▶ [Instructions for the task]
Word for word, set down the listing that appears after this line.

▶ [Material supplied]

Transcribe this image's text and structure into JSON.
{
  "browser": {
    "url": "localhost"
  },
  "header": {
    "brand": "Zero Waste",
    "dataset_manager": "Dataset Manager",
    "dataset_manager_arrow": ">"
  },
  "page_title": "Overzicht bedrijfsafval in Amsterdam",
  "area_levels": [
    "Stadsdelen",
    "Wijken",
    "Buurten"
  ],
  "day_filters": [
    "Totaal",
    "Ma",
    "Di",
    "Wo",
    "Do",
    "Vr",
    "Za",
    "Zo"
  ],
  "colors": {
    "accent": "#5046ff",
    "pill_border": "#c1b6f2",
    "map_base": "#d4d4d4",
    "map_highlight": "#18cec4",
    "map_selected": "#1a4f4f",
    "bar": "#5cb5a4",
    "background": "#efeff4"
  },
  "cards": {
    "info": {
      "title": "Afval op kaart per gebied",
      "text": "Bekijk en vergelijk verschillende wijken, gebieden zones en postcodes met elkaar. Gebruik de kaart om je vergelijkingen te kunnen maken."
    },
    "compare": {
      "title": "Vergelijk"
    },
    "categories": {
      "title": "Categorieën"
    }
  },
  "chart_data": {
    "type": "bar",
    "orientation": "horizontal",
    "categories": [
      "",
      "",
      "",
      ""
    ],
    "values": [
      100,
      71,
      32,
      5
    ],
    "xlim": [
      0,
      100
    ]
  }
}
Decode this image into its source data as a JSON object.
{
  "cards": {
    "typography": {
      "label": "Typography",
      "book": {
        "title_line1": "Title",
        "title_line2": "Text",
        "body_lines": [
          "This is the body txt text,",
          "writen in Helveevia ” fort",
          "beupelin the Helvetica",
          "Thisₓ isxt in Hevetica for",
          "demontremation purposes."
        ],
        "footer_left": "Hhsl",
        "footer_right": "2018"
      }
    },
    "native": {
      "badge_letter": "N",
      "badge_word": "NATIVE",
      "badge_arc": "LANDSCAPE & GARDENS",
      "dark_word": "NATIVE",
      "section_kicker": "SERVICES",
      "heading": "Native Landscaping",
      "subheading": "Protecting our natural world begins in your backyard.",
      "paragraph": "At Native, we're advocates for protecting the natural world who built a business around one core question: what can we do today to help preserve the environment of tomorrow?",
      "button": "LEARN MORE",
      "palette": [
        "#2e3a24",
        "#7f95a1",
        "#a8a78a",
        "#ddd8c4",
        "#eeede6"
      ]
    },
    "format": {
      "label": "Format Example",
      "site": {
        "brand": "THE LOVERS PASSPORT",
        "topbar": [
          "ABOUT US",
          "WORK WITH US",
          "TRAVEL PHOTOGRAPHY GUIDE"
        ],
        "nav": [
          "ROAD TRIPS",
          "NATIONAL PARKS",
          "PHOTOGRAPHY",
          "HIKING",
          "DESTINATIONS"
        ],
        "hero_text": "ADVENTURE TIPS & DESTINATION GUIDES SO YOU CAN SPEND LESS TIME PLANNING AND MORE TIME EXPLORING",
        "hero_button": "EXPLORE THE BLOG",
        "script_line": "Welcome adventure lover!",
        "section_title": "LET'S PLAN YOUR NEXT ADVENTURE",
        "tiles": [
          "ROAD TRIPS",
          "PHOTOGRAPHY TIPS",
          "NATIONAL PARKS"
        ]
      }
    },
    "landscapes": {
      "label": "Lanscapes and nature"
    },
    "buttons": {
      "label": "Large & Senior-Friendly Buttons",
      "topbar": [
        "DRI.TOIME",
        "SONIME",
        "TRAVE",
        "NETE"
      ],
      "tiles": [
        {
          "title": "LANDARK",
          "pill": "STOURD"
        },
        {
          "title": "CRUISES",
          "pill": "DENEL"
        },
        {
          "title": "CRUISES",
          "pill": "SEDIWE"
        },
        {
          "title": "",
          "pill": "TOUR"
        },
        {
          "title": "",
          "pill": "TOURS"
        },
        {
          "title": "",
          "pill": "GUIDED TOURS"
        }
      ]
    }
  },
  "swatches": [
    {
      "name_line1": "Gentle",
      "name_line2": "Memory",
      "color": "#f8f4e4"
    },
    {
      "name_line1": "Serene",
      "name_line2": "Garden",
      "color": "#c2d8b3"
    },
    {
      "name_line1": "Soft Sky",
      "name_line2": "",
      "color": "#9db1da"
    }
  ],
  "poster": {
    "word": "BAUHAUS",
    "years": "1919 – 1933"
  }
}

▶ [Written solution]
Transcribe this image's text and structure into JSON.
{
  "browser": {
    "url": "localhost"
  },
  "header": {
    "brand": "Zero Waste",
    "dataset_manager": "Dataset Manager",
    "dataset_manager_arrow": ">"
  },
  "page_title": "Overzicht bedrijfsafval in Amsterdam",
  "area_levels": [
    "Stadsdelen",
    "Wijken",
    "Buurten"
  ],
  "day_filters": [
    "Totaal",
    "Ma",
    "Di",
    "Wo",
    "Do",
    "Vr",
    "Za",
    "Zo"
  ],
  "colors": {
    "accent": "#5046ff",
    "pill_border": "#c1b6f2",
    "map_base": "#d4d4d4",
    "map_highlight": "#18cec4",
    "map_selected": "#1a4f4f",
    "bar": "#5cb5a4",
    "background": "#efeff4"
  },
  "cards": {
    "info": {
      "title": "Afval op kaart per gebied",
      "text": "Bekijk en vergelijk verschillende wijken, gebieden zones en postcodes met elkaar. Gebruik de kaart om je vergelijkingen te kunnen maken."
    },
    "compare": {
      "title": "Vergelijk"
    },
    "categories": {
      "title": "Categorieën"
    }
  },
  "chart_data": {
    "type": "bar",
    "orientation": "horizontal",
    "categories": [
      "",
      "",
      "",
      ""
    ],
    "values": [
      100,
      71,
      32,
      5
    ],
    "xlim": [
      0,
      100
    ]
  }
}
Decode this image into its source data as a JSON object.
{
  "cards": {
    "typography": {
      "label": "Typography",
      "book": {
        "title_line1": "Title",
        "title_line2": "Text",
        "body_lines": [
          "This is the body txt text,",
          "writen in Helveevia ” fort",
          "beupelin the Helvetica",
          "Thisₓ isxt in Hevetica for",
          "demontremation purposes."
        ],
        "footer_left": "Hhsl",
        "footer_right": "2018"
      }
    },
    "native": {
      "badge_letter": "N",
      "badge_word": "NATIVE",
      "badge_arc": "LANDSCAPE & GARDENS",
      "dark_word": "NATIVE",
      "section_kicker": "SERVICES",
      "heading": "Native Landscaping",
      "subheading": "Protecting our natural world begins in your backyard.",
      "paragraph": "At Native, we're advocates for protecting the natural world who built a business around one core question: what can we do today to help preserve the environment of tomorrow?",
      "button": "LEARN MORE",
      "palette": [
        "#2e3a24",
        "#7f95a1",
        "#a8a78a",
        "#ddd8c4",
        "#eeede6"
      ]
    },
    "format": {
      "label": "Format Example",
      "site": {
        "brand": "THE LOVERS PASSPORT",
        "topbar": [
          "ABOUT US",
          "WORK WITH US",
          "TRAVEL PHOTOGRAPHY GUIDE"
        ],
        "nav": [
          "ROAD TRIPS",
          "NATIONAL PARKS",
          "PHOTOGRAPHY",
          "HIKING",
          "DESTINATIONS"
        ],
        "hero_text": "ADVENTURE TIPS & DESTINATION GUIDES SO YOU CAN SPEND LESS TIME PLANNING AND MORE TIME EXPLORING",
        "hero_button": "EXPLORE THE BLOG",
        "script_line": "Welcome adventure lover!",
        "section_title": "LET'S PLAN YOUR NEXT ADVENTURE",
        "tiles": [
          "ROAD TRIPS",
          "PHOTOGRAPHY TIPS",
          "NATIONAL PARKS"
        ]
      }
    },
    "landscapes": {
      "label": "Lanscapes and nature"
    },
    "buttons": {
      "label": "Large & Senior-Friendly Buttons",
      "topbar": [
        "DRI.TOIME",
        "SONIME",
        "TRAVE",
        "NETE"
      ],
      "tiles": [
        {
          "title": "LANDARK",
          "pill": "STOURD"
        },
        {
          "title": "CRUISES",
          "pill": "DENEL"
        },
        {
          "title": "CRUISES",
          "pill": "SEDIWE"
        },
        {
          "title": "",
          "pill": "TOUR"
        },
        {
          "title": "",
          "pill": "TOURS"
        },
        {
          "title": "",
          "pill": "GUIDED TOURS"
        }
      ]
    }
  },
  "swatches": [
    {
      "name_line1": "Gentle",
      "name_line2": "Memory",
      "color": "#f8f4e4"
    },
    {
      "name_line1": "Serene",
      "name_line2": "Garden",
      "color": "#c2d8b3"
    },
    {
      "name_line1": "Soft Sky",
      "name_line2": "",
      "color": "#9db1da"
    }
  ],
  "poster": {
    "word": "BAUHAUS",
    "years": "1919 – 1933"
  }
}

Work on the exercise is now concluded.